The above tweets were rattled off by Moore around 4:45 p.m. PT this afternoon. He is taking issue with Stuart’s claims that an LAX incident last week involving Oscar-nominated Palestinian director Emad Burnat (5 Broken Cameras) and U.S. Customs and Border Protection personnel was wrongly characterized as “racial profiling.” From Stuart’s piece:
A source working at LAX familiar with the situation said when Burnat wasn’t able to produce that document [Oscar invite] on the spot, he was taken to a secondary inspection area where he found the ticket, showed it Customs officers, and was immediately allowed to proceed to the baggage claim. This source insists the whole process took no longer than 25 minutes total, and was standard practice for anyone entering the country.
Maybe it’s just us. But when a mid-Wilshire office staff is forced to evacuate because of a white, powdery substance found inside an envelope, we don’t think that should be the set-up for weak Twitter jokes.
Several reporters, including one from The Hollywood Reporter, made circa-1980s cocaine cracks after THR‘s LA offices were briefly evacuated this morning. There was also this bit of odd civics boosting:
The lucky film students presenting trophies during last night’s Oscars were not the only “regular” folks to make it into the telecast. There was also of course Stephen Battaglio (pictured), the journalist whose byline adorned a series of fake next-day reviews referenced during an opening bit by host Seth MacFarlane and surprise remote guest William Shatner.
Although the logical assumption would be that Battaglio was in on the gag, the New York-based business editor for TV Guide was in fact blindsided. “I was home watching the Oscars with my wife,” he tells FishbowlLA via telephone, “saw the first version of the review come up and said, ‘Oh, that’s my name!’ It took me a few seconds to absorb, and then I just went with the joke.”
“I went on to Twitter and posted a tweet that said, ‘Yes, I wrote that,’” he continues. “Then it came up a second and a third time, at which point every single electronic device in the home was either vibrating, buzzing or ringing. It was kind of a wild moment to be a part of the media event that the whole world was focused on.”

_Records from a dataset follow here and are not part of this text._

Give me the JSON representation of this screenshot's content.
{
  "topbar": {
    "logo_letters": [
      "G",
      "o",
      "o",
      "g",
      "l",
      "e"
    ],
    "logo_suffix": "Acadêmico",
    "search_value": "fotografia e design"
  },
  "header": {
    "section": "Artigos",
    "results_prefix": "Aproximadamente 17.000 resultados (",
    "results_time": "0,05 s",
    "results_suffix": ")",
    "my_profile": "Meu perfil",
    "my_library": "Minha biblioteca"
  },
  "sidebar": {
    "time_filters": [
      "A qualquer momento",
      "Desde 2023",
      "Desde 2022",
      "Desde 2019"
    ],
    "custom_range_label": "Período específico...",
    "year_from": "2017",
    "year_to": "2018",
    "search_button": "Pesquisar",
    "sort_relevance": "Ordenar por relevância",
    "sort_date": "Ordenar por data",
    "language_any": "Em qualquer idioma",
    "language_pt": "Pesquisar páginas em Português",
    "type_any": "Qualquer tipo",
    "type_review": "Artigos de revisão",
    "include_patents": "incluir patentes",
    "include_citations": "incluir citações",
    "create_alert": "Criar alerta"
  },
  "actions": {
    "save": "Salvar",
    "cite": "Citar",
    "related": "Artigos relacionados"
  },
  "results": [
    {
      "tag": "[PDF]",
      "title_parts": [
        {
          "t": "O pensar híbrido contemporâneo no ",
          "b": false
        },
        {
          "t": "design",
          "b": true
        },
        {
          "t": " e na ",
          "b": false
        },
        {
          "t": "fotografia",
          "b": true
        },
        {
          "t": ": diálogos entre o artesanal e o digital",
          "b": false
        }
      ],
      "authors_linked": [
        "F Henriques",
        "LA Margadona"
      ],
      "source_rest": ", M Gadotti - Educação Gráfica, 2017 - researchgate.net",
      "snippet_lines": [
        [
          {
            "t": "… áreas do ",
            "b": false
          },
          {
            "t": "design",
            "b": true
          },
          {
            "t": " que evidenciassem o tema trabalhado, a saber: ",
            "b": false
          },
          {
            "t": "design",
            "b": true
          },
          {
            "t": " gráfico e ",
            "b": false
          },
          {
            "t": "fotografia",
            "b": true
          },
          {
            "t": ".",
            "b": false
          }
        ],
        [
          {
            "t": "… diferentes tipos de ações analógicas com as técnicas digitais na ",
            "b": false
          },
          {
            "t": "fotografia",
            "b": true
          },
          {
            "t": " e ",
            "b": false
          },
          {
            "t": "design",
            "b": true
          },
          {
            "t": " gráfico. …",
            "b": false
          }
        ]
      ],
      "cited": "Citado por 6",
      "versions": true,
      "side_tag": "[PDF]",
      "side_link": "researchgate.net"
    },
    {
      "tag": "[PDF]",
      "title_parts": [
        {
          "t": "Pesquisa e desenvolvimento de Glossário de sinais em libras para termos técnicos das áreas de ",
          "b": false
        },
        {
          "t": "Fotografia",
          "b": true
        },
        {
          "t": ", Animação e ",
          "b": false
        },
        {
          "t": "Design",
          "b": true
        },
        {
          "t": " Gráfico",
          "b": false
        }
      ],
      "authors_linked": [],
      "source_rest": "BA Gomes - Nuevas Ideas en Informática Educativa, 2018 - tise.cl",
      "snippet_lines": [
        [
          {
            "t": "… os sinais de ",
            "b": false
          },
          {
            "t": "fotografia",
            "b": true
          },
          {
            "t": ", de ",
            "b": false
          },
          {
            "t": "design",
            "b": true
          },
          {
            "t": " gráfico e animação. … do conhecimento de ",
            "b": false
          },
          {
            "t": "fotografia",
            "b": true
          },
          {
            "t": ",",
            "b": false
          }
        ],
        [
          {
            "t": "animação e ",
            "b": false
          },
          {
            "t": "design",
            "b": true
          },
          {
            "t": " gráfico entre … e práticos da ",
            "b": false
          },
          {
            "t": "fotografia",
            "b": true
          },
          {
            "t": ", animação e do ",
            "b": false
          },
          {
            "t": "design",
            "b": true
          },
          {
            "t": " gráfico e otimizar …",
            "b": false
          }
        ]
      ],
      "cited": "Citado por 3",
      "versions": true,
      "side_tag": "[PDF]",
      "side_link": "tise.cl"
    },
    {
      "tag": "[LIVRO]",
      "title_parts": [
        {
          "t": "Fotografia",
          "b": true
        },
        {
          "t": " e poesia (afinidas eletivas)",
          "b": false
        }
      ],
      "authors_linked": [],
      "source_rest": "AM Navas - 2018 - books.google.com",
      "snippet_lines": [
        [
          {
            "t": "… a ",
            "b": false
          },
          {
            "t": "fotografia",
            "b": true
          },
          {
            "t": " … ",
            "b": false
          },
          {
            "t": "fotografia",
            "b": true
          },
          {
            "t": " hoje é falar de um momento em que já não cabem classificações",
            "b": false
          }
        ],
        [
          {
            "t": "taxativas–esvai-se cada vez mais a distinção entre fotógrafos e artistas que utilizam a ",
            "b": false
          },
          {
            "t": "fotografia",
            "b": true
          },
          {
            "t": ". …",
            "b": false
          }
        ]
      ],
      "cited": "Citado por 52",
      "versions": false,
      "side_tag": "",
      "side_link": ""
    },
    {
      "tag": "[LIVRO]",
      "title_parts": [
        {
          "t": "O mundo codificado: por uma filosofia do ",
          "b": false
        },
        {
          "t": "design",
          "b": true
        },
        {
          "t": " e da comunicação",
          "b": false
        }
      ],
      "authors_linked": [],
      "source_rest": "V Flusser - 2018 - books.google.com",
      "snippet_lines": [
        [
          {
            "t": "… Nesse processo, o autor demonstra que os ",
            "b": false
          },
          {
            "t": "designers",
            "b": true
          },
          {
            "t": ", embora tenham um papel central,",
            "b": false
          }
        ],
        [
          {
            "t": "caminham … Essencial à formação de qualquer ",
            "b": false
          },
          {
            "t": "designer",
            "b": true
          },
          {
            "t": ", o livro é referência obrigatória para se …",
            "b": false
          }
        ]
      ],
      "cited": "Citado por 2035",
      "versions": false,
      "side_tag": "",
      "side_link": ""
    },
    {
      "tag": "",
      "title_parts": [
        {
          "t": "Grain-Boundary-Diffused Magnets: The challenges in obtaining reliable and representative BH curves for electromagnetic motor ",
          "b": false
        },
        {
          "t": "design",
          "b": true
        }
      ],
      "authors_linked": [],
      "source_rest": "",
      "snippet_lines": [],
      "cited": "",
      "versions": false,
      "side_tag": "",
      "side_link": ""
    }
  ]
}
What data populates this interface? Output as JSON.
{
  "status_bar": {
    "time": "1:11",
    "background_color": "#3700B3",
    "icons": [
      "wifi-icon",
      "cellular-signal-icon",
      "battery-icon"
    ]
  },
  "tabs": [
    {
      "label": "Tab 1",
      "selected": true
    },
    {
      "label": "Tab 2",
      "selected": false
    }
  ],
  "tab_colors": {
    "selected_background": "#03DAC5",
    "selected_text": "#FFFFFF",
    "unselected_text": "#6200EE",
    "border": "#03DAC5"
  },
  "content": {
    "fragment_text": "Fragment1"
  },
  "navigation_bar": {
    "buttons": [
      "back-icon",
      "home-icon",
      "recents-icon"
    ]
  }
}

San Francisco media blogger Rich Lieberman has shared a chastening bit of history this morning. According to his sources, TV news anchor Anna Chavez‘s sudden retirement from local CBS affiliate KPIX-TV in the late 1990s was predicated on some very serious off-camera circumstances:
One of the main reasons Chavez left TV was because she was being pursued by stalkers – several, in fact, including one individual who was considered “very dangerous” according to sources who worked with Chavez. The stalking episode lasted several months and years, according to the sources who spoke on condition of anonymity…
One victim told me, “It’s well known in the [TV news] industry that many women and some men have had very scary stalkers.” The source said it’s not uncommon for police to become involved, including providing private protection by off-duty officers.
As predicted by yours truly last night, The Onion’s tweet about Quvenzhané Wallis still has the Internet in full wrath mode. Not only was the offending tweet removed, this morning Onion CEO Steve Hannah issued a rare apology on the paper’s Facebook page.
“On behalf of The Onion, I offer my personal apology to Quvenzhané Wallis and the Academy of Motion Picture Arts and Sciences for the tweet that was circulated last night during the Oscars. It was crude and offensive—not to mention inconsistent with The Onion’s commitment to parody and satire, however biting.
“No person should be subjected to such a senseless, humorless comment masquerading as satire.”
That Wallis is 9 and utterly adorable is obviously what has everyone so worked up. It’s also why the joke is so funny. It probably wouldn’t fly on TV, with its mass mainstream audience. But it’s an appropriately crude, tongue-in-cheek joke for a disposable, largely-adult, medium like Twitter.
Hannah’s letter in full after the jump: